◆ **What to do**:
Every line below is to be copied exactly, with the pictures left out.

◆ **Supplied entries**:

★ ★ ★ ★ ★

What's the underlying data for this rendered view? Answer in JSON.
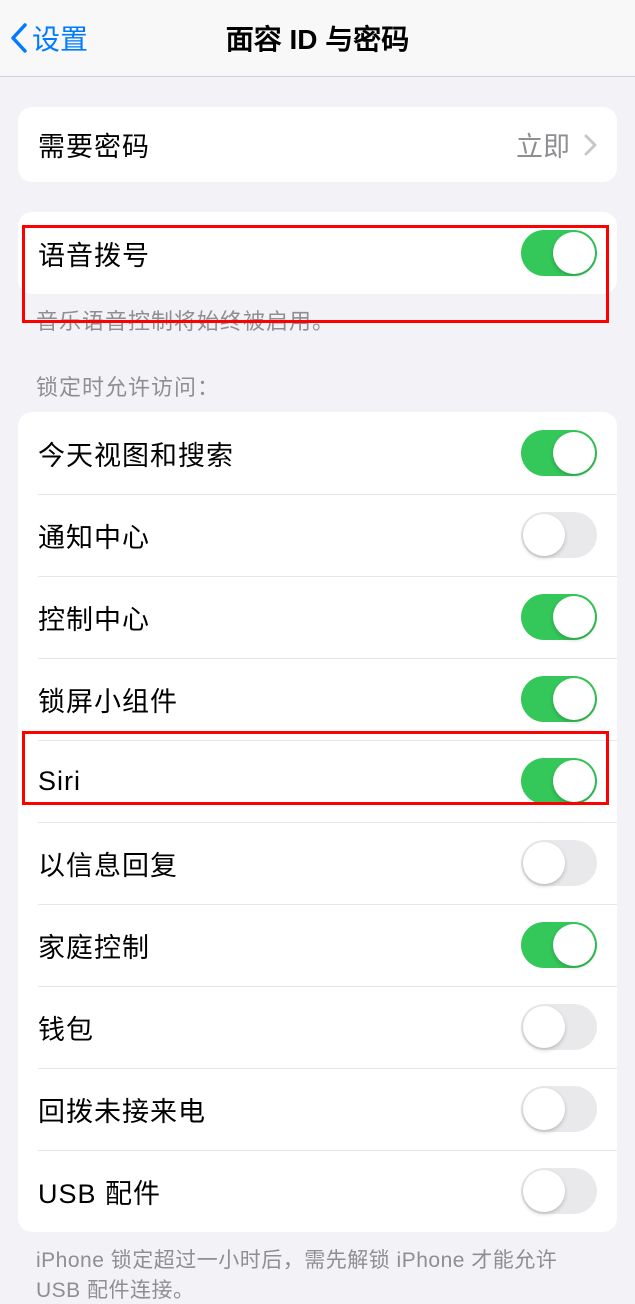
{
  "nav": {
    "back_label": "设置",
    "title": "面容 ID 与密码"
  },
  "passcode_group": {
    "require_passcode_label": "需要密码",
    "require_passcode_value": "立即"
  },
  "voice_dial": {
    "label": "语音拨号",
    "on": true,
    "footer": "音乐语音控制将始终被启用。"
  },
  "lock_access": {
    "header": "锁定时允许访问：",
    "items": [
      {
        "label": "今天视图和搜索",
        "on": true
      },
      {
        "label": "通知中心",
        "on": false
      },
      {
        "label": "控制中心",
        "on": true
      },
      {
        "label": "锁屏小组件",
        "on": true
      },
      {
        "label": "Siri",
        "on": true
      },
      {
        "label": "以信息回复",
        "on": false
      },
      {
        "label": "家庭控制",
        "on": true
      },
      {
        "label": "钱包",
        "on": false
      },
      {
        "label": "回拨未接来电",
        "on": false
      },
      {
        "label": "USB 配件",
        "on": false
      }
    ],
    "footer": "iPhone 锁定超过一小时后，需先解锁 iPhone 才能允许USB 配件连接。"
  }
}
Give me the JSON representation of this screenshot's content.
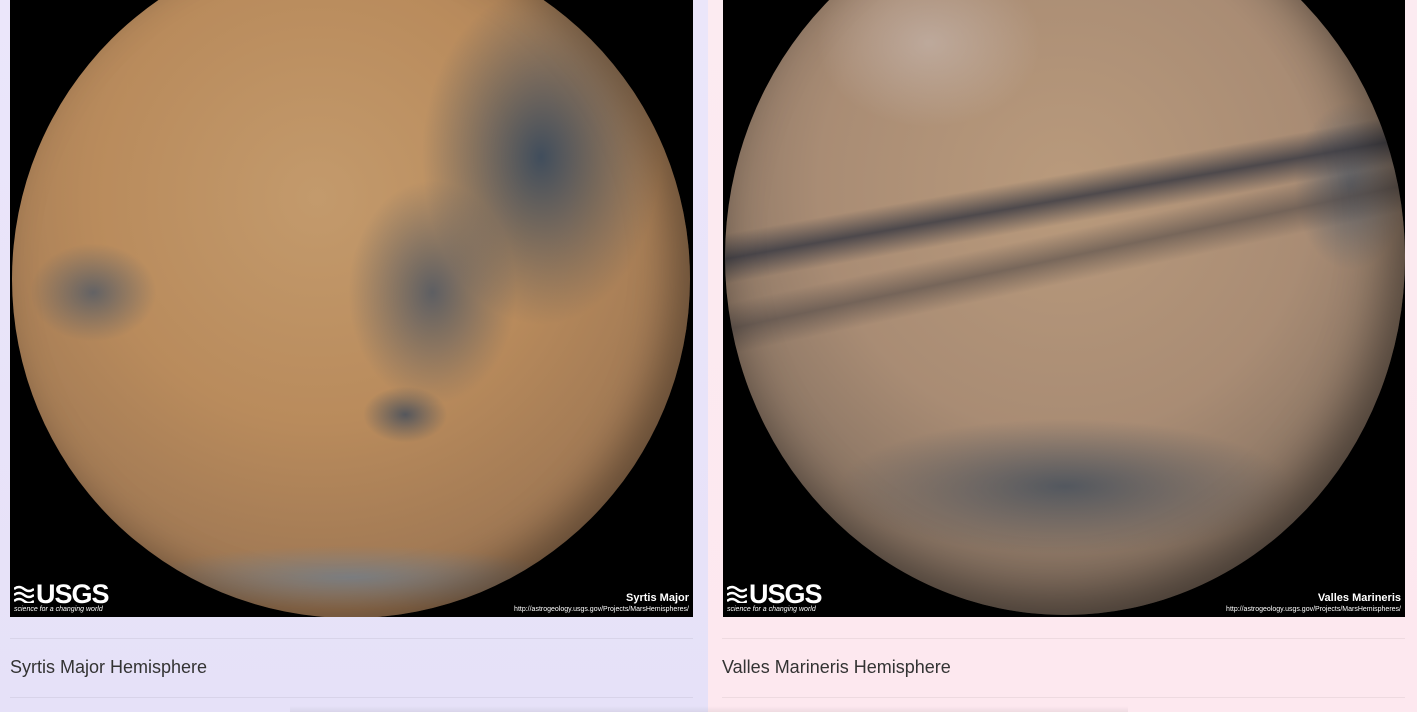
{
  "hemispheres": [
    {
      "title": "Syrtis Major Hemisphere",
      "image_caption": "Syrtis Major",
      "image_url_text": "http://astrogeology.usgs.gov/Projects/MarsHemispheres/",
      "logo_text": "USGS",
      "logo_tagline": "science for a changing world"
    },
    {
      "title": "Valles Marineris Hemisphere",
      "image_caption": "Valles Marineris",
      "image_url_text": "http://astrogeology.usgs.gov/Projects/MarsHemispheres/",
      "logo_text": "USGS",
      "logo_tagline": "science for a changing world"
    }
  ],
  "colors": {
    "left_panel_bg": "#e8e3f9",
    "right_panel_bg": "#fde9f0",
    "title_text": "#333333"
  }
}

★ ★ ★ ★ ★

◆ **Task result**:
What's the underlying data for this rendered view? Answer in JSON.
{
  "nav": {
    "back_label": "设置",
    "title": "面容 ID 与密码"
  },
  "passcode_group": {
    "require_passcode_label": "需要密码",
    "require_passcode_value": "立即"
  },
  "voice_dial": {
    "label": "语音拨号",
    "on": true,
    "footer": "音乐语音控制将始终被启用。"
  },
  "lock_access": {
    "header": "锁定时允许访问：",
    "items": [
      {
        "label": "今天视图和搜索",
        "on": true
      },
      {
        "label": "通知中心",
        "on": false
      },
      {
        "label": "控制中心",
        "on": true
      },
      {
        "label": "锁屏小组件",
        "on": true
      },
      {
        "label": "Siri",
        "on": true
      },
      {
        "label": "以信息回复",
        "on": false
      },
      {
        "label": "家庭控制",
        "on": true
      },
      {
        "label": "钱包",
        "on": false
      },
      {
        "label": "回拨未接来电",
        "on": false
      },
      {
        "label": "USB 配件",
        "on": false
      }
    ],
    "footer": "iPhone 锁定超过一小时后，需先解锁 iPhone 才能允许USB 配件连接。"
  }
}
Give me the JSON representation of this screenshot's content.
{
  "hemispheres": [
    {
      "title": "Syrtis Major Hemisphere",
      "image_caption": "Syrtis Major",
      "image_url_text": "http://astrogeology.usgs.gov/Projects/MarsHemispheres/",
      "logo_text": "USGS",
      "logo_tagline": "science for a changing world"
    },
    {
      "title": "Valles Marineris Hemisphere",
      "image_caption": "Valles Marineris",
      "image_url_text": "http://astrogeology.usgs.gov/Projects/MarsHemispheres/",
      "logo_text": "USGS",
      "logo_tagline": "science for a changing world"
    }
  ],
  "colors": {
    "left_panel_bg": "#e8e3f9",
    "right_panel_bg": "#fde9f0",
    "title_text": "#333333"
  }
}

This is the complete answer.